» **Exercise requirements**: Would you please return every line from the listing that contains the word "description"?

» **Data listing**:
"""

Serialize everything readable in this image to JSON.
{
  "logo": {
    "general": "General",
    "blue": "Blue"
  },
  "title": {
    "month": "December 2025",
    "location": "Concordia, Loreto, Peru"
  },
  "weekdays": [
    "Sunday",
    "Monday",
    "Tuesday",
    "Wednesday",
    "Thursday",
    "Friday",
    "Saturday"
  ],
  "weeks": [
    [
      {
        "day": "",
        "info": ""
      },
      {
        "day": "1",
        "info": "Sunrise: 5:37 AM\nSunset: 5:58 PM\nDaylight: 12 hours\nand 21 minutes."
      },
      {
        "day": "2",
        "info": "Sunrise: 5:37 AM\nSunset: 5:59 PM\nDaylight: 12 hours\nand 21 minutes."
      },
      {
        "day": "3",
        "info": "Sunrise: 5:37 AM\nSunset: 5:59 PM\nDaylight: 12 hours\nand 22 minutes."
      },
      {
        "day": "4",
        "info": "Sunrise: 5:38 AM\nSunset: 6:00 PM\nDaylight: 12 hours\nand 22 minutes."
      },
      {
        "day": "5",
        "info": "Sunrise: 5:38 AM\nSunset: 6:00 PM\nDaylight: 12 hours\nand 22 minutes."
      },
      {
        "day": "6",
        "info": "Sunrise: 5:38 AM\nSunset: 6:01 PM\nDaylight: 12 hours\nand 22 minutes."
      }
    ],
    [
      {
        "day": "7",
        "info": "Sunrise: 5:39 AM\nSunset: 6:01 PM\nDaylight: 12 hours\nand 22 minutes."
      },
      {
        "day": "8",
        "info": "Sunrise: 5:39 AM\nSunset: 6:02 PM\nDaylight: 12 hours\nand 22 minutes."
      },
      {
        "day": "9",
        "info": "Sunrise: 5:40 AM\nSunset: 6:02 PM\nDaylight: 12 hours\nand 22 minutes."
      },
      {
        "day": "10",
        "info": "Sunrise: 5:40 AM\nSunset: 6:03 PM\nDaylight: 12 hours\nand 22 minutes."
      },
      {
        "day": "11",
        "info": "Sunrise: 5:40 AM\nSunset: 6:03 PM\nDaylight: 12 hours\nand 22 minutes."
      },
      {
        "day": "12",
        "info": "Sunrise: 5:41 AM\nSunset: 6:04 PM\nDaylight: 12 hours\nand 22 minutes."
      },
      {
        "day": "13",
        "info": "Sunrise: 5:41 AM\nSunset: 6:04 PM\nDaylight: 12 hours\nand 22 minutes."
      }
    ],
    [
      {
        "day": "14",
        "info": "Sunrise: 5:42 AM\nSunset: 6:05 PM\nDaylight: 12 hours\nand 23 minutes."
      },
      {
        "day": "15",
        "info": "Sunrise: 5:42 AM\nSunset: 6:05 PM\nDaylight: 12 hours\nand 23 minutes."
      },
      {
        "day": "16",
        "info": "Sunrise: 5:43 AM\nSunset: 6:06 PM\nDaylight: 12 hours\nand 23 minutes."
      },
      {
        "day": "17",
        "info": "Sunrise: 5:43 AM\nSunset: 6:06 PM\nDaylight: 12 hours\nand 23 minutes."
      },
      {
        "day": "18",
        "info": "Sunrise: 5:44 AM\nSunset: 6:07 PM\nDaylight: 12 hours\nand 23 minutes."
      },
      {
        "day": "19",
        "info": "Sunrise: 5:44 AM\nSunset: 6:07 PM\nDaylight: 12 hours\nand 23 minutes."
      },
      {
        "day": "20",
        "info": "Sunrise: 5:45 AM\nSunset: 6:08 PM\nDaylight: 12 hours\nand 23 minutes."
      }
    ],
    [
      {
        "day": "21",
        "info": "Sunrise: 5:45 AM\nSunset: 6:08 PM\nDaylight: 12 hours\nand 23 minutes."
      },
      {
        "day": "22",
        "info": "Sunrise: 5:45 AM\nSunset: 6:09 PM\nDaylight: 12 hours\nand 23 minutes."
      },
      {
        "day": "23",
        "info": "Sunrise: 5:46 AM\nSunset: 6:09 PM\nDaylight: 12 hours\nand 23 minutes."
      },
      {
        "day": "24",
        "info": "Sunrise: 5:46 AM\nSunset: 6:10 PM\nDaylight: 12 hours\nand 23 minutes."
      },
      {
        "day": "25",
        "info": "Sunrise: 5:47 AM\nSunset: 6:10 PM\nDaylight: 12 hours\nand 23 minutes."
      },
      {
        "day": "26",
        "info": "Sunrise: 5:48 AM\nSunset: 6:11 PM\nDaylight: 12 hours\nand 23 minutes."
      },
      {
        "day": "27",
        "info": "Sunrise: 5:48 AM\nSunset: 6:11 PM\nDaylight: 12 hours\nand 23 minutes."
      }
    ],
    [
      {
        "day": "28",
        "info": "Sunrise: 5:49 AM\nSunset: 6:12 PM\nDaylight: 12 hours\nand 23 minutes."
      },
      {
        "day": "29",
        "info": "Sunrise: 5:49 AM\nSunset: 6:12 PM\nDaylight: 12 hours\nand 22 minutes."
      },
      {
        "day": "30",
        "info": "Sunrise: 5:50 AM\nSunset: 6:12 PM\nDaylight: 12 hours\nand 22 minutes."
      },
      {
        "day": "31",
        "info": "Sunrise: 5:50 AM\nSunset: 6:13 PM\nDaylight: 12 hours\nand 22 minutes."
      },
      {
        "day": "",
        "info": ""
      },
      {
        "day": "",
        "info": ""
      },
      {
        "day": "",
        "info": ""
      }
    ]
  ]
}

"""
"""

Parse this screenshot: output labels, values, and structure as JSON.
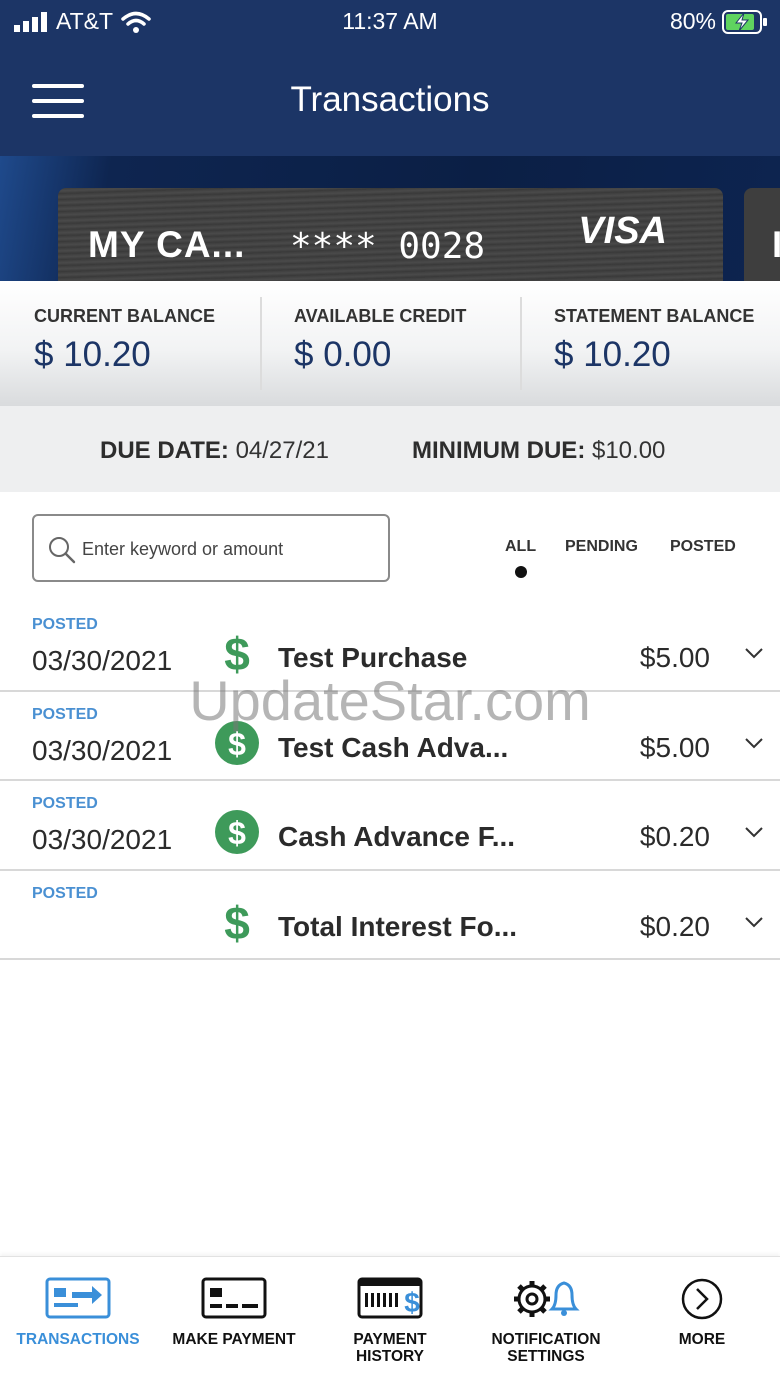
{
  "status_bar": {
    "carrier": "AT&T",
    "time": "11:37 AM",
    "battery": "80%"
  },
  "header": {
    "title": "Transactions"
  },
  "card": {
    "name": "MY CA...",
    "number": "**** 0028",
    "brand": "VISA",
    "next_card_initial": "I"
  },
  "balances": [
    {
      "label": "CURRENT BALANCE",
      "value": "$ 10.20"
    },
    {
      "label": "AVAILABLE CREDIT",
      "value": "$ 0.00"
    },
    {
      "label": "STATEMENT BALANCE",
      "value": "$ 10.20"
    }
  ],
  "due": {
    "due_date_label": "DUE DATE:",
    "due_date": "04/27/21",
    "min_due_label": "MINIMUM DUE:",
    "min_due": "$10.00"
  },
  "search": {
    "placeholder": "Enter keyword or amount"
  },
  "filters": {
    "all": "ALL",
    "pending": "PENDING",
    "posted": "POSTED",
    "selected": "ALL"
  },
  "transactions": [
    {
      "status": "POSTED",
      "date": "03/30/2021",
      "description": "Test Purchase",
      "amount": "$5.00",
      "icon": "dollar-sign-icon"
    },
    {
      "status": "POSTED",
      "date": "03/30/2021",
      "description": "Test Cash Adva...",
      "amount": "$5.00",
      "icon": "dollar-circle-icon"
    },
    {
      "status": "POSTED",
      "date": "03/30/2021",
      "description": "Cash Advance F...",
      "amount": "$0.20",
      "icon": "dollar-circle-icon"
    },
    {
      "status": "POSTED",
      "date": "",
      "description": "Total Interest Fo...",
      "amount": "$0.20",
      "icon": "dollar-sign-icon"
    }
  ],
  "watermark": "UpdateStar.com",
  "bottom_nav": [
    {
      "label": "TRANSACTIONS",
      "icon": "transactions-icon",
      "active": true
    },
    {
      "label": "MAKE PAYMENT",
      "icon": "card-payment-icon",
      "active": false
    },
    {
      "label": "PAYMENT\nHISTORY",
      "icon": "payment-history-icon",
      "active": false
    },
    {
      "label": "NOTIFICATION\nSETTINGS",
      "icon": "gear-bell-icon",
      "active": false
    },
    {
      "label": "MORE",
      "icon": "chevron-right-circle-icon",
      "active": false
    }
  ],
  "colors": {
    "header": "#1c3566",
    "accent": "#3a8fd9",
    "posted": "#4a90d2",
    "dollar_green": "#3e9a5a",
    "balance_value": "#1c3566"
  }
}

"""

» **Solution to this problem**:
      "description": "Test Purchase",
      "description": "Test Cash Adva...",
      "description": "Cash Advance F...",
      "description": "Total Interest Fo...",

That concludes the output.